SOURCE DATA —
════════════════

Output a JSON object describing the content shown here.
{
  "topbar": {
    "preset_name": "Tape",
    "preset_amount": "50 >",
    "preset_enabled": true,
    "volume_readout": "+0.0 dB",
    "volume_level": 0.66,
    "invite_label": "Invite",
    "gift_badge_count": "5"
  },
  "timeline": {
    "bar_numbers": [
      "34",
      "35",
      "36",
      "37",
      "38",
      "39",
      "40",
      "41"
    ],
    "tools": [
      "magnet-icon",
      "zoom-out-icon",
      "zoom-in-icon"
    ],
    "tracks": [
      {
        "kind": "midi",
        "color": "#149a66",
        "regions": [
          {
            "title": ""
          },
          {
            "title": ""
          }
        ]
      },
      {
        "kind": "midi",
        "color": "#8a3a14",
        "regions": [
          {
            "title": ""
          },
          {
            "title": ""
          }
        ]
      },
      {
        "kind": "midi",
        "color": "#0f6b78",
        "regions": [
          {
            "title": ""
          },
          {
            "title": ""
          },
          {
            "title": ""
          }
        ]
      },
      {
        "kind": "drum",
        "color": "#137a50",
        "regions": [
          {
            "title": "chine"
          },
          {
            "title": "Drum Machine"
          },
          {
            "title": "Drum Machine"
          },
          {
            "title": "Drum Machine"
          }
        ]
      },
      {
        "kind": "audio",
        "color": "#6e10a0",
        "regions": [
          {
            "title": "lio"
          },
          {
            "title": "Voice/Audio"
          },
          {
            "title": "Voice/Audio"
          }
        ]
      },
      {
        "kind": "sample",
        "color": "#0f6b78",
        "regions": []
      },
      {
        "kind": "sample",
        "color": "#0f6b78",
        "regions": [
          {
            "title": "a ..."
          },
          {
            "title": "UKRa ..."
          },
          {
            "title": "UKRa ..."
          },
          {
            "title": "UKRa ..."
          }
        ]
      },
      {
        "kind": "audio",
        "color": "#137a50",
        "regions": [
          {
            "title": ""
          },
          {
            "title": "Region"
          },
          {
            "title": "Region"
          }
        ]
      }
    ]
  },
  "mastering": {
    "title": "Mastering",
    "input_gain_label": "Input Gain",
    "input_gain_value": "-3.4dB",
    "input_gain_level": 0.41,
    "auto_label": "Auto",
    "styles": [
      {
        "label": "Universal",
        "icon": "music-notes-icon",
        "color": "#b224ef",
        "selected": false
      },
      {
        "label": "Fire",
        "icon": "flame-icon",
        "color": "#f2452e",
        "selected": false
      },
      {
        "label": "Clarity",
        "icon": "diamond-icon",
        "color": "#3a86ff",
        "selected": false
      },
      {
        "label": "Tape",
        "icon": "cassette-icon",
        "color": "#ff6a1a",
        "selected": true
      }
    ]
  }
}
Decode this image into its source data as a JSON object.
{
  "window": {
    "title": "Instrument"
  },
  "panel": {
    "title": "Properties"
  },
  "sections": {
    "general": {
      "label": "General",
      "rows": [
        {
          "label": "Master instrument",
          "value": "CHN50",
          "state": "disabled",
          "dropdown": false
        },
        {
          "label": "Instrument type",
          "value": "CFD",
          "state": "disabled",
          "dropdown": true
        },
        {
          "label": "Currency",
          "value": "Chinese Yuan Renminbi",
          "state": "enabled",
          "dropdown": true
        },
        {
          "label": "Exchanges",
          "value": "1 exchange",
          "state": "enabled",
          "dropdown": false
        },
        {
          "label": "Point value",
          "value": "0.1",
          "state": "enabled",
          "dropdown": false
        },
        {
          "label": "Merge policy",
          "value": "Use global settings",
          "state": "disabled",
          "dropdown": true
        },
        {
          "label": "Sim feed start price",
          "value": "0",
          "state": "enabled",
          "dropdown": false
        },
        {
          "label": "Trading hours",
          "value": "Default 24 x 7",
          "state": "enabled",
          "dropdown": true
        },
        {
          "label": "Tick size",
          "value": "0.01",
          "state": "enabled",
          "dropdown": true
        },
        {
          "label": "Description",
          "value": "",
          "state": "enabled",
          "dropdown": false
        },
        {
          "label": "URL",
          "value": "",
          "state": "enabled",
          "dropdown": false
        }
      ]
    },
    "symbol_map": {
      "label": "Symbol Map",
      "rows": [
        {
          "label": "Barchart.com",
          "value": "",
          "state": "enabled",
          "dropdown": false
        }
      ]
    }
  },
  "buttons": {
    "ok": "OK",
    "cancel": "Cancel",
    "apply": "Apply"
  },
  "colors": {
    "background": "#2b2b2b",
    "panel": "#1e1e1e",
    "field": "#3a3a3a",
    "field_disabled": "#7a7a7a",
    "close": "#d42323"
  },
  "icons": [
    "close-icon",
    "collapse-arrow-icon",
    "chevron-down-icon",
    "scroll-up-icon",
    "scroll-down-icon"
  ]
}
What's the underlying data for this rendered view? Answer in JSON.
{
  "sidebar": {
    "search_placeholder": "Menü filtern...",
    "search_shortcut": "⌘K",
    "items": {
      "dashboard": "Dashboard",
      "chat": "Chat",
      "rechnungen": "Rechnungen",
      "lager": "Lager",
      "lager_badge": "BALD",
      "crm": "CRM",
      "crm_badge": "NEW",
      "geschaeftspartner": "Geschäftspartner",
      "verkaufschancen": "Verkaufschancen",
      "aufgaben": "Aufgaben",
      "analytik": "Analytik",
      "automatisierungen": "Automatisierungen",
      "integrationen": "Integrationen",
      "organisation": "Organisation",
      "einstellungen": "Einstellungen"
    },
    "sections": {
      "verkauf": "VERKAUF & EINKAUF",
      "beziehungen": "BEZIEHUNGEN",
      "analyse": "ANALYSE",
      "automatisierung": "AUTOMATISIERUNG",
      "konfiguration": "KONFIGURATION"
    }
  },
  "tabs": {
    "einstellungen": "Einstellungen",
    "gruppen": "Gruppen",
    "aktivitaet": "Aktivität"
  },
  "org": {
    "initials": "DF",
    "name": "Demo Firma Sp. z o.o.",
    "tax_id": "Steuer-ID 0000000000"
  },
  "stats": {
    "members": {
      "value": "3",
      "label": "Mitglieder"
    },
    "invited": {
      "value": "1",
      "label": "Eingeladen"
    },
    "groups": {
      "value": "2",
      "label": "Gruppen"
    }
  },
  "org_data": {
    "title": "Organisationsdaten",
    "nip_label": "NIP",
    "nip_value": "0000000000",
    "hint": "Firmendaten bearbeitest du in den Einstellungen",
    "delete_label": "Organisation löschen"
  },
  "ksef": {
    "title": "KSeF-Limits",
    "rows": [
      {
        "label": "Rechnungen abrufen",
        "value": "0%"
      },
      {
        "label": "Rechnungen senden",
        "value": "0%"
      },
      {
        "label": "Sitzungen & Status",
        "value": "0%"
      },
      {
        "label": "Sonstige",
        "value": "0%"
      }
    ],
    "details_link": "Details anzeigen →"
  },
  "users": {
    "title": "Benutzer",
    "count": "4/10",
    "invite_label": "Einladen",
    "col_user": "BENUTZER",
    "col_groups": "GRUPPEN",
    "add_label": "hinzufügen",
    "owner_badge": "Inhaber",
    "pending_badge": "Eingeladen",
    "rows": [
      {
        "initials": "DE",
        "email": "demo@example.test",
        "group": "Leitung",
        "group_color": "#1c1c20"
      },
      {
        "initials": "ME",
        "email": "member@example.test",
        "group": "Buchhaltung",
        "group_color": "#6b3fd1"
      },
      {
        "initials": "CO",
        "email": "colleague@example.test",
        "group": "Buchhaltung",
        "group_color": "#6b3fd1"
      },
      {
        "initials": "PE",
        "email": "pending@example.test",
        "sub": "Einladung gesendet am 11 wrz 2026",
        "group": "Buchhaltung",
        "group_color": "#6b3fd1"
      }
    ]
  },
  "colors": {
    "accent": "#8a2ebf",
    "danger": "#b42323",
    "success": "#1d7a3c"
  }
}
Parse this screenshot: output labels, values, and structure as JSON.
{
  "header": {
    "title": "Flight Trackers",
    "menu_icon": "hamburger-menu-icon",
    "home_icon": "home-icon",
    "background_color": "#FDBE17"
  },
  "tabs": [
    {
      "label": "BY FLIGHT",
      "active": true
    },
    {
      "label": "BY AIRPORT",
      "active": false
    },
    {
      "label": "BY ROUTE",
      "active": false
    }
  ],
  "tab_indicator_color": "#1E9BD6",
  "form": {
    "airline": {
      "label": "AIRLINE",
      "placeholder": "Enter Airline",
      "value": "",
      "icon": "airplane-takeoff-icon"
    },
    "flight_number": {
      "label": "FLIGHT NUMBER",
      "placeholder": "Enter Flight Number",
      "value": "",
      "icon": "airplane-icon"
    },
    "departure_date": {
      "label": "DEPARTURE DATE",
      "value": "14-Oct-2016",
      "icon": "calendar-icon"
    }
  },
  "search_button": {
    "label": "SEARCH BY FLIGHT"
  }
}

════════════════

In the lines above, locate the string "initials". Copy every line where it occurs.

REPLY —
    "initials": "DF",
        "initials": "DE",
        "initials": "ME",
        "initials": "CO",
        "initials": "PE",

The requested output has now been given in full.